◆ **What you have to do**: Write out all of the entries exactly as given.

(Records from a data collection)
^^^^^^^^

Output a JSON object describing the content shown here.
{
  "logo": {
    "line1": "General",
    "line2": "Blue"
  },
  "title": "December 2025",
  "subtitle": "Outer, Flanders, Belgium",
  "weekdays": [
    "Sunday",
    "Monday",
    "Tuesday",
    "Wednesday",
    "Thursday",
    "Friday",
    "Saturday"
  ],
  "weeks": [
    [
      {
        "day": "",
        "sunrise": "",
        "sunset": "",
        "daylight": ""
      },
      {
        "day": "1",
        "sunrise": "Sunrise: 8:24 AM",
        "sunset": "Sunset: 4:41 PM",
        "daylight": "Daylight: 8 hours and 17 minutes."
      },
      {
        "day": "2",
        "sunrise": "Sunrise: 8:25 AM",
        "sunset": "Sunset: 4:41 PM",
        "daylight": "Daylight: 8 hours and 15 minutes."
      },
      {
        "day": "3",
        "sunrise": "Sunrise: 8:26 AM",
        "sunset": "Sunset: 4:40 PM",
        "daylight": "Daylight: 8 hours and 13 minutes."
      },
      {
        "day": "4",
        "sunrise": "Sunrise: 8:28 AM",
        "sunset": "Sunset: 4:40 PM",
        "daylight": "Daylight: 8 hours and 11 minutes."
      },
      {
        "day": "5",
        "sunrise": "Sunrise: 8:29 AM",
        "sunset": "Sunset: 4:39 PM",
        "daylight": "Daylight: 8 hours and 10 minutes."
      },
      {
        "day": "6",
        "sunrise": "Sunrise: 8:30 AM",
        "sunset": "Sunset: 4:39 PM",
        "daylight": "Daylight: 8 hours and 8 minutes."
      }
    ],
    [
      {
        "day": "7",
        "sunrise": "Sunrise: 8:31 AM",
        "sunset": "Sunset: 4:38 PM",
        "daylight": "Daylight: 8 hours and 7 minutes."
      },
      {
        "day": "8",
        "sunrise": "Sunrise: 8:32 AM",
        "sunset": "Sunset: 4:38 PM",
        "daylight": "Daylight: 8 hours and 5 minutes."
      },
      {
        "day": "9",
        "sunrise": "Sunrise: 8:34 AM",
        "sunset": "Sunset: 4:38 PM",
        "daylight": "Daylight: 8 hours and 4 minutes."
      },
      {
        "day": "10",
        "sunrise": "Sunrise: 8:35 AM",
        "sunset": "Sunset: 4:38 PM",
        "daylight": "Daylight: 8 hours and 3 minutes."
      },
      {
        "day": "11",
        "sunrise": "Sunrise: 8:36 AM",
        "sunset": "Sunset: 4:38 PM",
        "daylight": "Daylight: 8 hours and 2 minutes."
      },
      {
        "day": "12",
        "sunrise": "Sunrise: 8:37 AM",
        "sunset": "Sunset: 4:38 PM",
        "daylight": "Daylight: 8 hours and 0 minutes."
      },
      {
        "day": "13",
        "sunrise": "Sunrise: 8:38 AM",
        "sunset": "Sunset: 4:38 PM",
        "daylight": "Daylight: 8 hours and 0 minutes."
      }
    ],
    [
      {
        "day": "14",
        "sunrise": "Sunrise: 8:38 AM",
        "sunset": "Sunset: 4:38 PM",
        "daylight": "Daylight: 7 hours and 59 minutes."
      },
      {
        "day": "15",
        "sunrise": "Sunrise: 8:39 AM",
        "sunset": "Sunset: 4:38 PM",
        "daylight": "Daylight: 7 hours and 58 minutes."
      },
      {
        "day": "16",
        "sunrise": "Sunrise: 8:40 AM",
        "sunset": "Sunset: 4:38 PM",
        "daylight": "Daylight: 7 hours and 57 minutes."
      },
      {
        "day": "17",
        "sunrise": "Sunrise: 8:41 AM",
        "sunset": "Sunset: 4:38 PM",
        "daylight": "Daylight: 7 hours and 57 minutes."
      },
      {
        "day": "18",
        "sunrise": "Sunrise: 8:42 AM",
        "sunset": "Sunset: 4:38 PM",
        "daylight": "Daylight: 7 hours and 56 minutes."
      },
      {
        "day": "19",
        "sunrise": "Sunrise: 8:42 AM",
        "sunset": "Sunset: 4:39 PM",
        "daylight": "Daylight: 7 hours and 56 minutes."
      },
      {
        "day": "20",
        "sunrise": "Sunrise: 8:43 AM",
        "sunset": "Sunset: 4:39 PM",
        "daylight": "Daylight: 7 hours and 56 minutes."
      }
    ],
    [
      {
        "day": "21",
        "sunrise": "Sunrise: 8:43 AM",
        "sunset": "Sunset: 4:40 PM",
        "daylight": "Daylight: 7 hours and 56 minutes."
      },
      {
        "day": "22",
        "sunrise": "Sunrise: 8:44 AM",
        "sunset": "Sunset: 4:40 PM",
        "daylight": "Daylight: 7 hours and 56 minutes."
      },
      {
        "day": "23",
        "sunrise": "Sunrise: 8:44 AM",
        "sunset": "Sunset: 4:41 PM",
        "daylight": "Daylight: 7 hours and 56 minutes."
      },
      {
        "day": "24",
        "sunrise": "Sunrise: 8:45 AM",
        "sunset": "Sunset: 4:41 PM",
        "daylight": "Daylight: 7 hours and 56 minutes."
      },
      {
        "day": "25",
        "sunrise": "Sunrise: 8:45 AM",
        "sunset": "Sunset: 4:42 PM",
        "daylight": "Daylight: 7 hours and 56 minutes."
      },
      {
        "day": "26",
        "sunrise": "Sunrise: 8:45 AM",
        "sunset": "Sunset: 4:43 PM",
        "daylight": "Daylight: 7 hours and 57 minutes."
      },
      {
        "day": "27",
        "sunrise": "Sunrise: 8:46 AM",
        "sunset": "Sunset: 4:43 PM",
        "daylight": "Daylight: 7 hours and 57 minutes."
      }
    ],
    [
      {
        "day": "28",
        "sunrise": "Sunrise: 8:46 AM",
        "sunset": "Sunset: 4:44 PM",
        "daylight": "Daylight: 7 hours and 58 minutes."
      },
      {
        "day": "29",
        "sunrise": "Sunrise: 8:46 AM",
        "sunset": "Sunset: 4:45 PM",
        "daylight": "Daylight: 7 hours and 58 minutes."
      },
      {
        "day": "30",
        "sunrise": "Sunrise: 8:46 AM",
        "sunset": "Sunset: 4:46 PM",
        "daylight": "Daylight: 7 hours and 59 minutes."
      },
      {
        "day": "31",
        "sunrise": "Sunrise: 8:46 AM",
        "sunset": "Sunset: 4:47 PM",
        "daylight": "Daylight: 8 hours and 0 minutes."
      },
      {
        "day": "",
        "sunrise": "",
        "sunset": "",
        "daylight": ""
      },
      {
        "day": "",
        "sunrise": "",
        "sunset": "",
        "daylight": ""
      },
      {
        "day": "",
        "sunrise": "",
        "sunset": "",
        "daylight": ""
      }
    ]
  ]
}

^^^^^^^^

◆ **Solution**:
Output a JSON object describing the content shown here.
{
  "logo": {
    "line1": "General",
    "line2": "Blue"
  },
  "title": "December 2025",
  "subtitle": "Outer, Flanders, Belgium",
  "weekdays": [
    "Sunday",
    "Monday",
    "Tuesday",
    "Wednesday",
    "Thursday",
    "Friday",
    "Saturday"
  ],
  "weeks": [
    [
      {
        "day": "",
        "sunrise": "",
        "sunset": "",
        "daylight": ""
      },
      {
        "day": "1",
        "sunrise": "Sunrise: 8:24 AM",
        "sunset": "Sunset: 4:41 PM",
        "daylight": "Daylight: 8 hours and 17 minutes."
      },
      {
        "day": "2",
        "sunrise": "Sunrise: 8:25 AM",
        "sunset": "Sunset: 4:41 PM",
        "daylight": "Daylight: 8 hours and 15 minutes."
      },
      {
        "day": "3",
        "sunrise": "Sunrise: 8:26 AM",
        "sunset": "Sunset: 4:40 PM",
        "daylight": "Daylight: 8 hours and 13 minutes."
      },
      {
        "day": "4",
        "sunrise": "Sunrise: 8:28 AM",
        "sunset": "Sunset: 4:40 PM",
        "daylight": "Daylight: 8 hours and 11 minutes."
      },
      {
        "day": "5",
        "sunrise": "Sunrise: 8:29 AM",
        "sunset": "Sunset: 4:39 PM",
        "daylight": "Daylight: 8 hours and 10 minutes."
      },
      {
        "day": "6",
        "sunrise": "Sunrise: 8:30 AM",
        "sunset": "Sunset: 4:39 PM",
        "daylight": "Daylight: 8 hours and 8 minutes."
      }
    ],
    [
      {
        "day": "7",
        "sunrise": "Sunrise: 8:31 AM",
        "sunset": "Sunset: 4:38 PM",
        "daylight": "Daylight: 8 hours and 7 minutes."
      },
      {
        "day": "8",
        "sunrise": "Sunrise: 8:32 AM",
        "sunset": "Sunset: 4:38 PM",
        "daylight": "Daylight: 8 hours and 5 minutes."
      },
      {
        "day": "9",
        "sunrise": "Sunrise: 8:34 AM",
        "sunset": "Sunset: 4:38 PM",
        "daylight": "Daylight: 8 hours and 4 minutes."
      },
      {
        "day": "10",
        "sunrise": "Sunrise: 8:35 AM",
        "sunset": "Sunset: 4:38 PM",
        "daylight": "Daylight: 8 hours and 3 minutes."
      },
      {
        "day": "11",
        "sunrise": "Sunrise: 8:36 AM",
        "sunset": "Sunset: 4:38 PM",
        "daylight": "Daylight: 8 hours and 2 minutes."
      },
      {
        "day": "12",
        "sunrise": "Sunrise: 8:37 AM",
        "sunset": "Sunset: 4:38 PM",
        "daylight": "Daylight: 8 hours and 0 minutes."
      },
      {
        "day": "13",
        "sunrise": "Sunrise: 8:38 AM",
        "sunset": "Sunset: 4:38 PM",
        "daylight": "Daylight: 8 hours and 0 minutes."
      }
    ],
    [
      {
        "day": "14",
        "sunrise": "Sunrise: 8:38 AM",
        "sunset": "Sunset: 4:38 PM",
        "daylight": "Daylight: 7 hours and 59 minutes."
      },
      {
        "day": "15",
        "sunrise": "Sunrise: 8:39 AM",
        "sunset": "Sunset: 4:38 PM",
        "daylight": "Daylight: 7 hours and 58 minutes."
      },
      {
        "day": "16",
        "sunrise": "Sunrise: 8:40 AM",
        "sunset": "Sunset: 4:38 PM",
        "daylight": "Daylight: 7 hours and 57 minutes."
      },
      {
        "day": "17",
        "sunrise": "Sunrise: 8:41 AM",
        "sunset": "Sunset: 4:38 PM",
        "daylight": "Daylight: 7 hours and 57 minutes."
      },
      {
        "day": "18",
        "sunrise": "Sunrise: 8:42 AM",
        "sunset": "Sunset: 4:38 PM",
        "daylight": "Daylight: 7 hours and 56 minutes."
      },
      {
        "day": "19",
        "sunrise": "Sunrise: 8:42 AM",
        "sunset": "Sunset: 4:39 PM",
        "daylight": "Daylight: 7 hours and 56 minutes."
      },
      {
        "day": "20",
        "sunrise": "Sunrise: 8:43 AM",
        "sunset": "Sunset: 4:39 PM",
        "daylight": "Daylight: 7 hours and 56 minutes."
      }
    ],
    [
      {
        "day": "21",
        "sunrise": "Sunrise: 8:43 AM",
        "sunset": "Sunset: 4:40 PM",
        "daylight": "Daylight: 7 hours and 56 minutes."
      },
      {
        "day": "22",
        "sunrise": "Sunrise: 8:44 AM",
        "sunset": "Sunset: 4:40 PM",
        "daylight": "Daylight: 7 hours and 56 minutes."
      },
      {
        "day": "23",
        "sunrise": "Sunrise: 8:44 AM",
        "sunset": "Sunset: 4:41 PM",
        "daylight": "Daylight: 7 hours and 56 minutes."
      },
      {
        "day": "24",
        "sunrise": "Sunrise: 8:45 AM",
        "sunset": "Sunset: 4:41 PM",
        "daylight": "Daylight: 7 hours and 56 minutes."
      },
      {
        "day": "25",
        "sunrise": "Sunrise: 8:45 AM",
        "sunset": "Sunset: 4:42 PM",
        "daylight": "Daylight: 7 hours and 56 minutes."
      },
      {
        "day": "26",
        "sunrise": "Sunrise: 8:45 AM",
        "sunset": "Sunset: 4:43 PM",
        "daylight": "Daylight: 7 hours and 57 minutes."
      },
      {
        "day": "27",
        "sunrise": "Sunrise: 8:46 AM",
        "sunset": "Sunset: 4:43 PM",
        "daylight": "Daylight: 7 hours and 57 minutes."
      }
    ],
    [
      {
        "day": "28",
        "sunrise": "Sunrise: 8:46 AM",
        "sunset": "Sunset: 4:44 PM",
        "daylight": "Daylight: 7 hours and 58 minutes."
      },
      {
        "day": "29",
        "sunrise": "Sunrise: 8:46 AM",
        "sunset": "Sunset: 4:45 PM",
        "daylight": "Daylight: 7 hours and 58 minutes."
      },
      {
        "day": "30",
        "sunrise": "Sunrise: 8:46 AM",
        "sunset": "Sunset: 4:46 PM",
        "daylight": "Daylight: 7 hours and 59 minutes."
      },
      {
        "day": "31",
        "sunrise": "Sunrise: 8:46 AM",
        "sunset": "Sunset: 4:47 PM",
        "daylight": "Daylight: 8 hours and 0 minutes."
      },
      {
        "day": "",
        "sunrise": "",
        "sunset": "",
        "daylight": ""
      },
      {
        "day": "",
        "sunrise": "",
        "sunset": "",
        "daylight": ""
      },
      {
        "day": "",
        "sunrise": "",
        "sunset": "",
        "daylight": ""
      }
    ]
  ]
}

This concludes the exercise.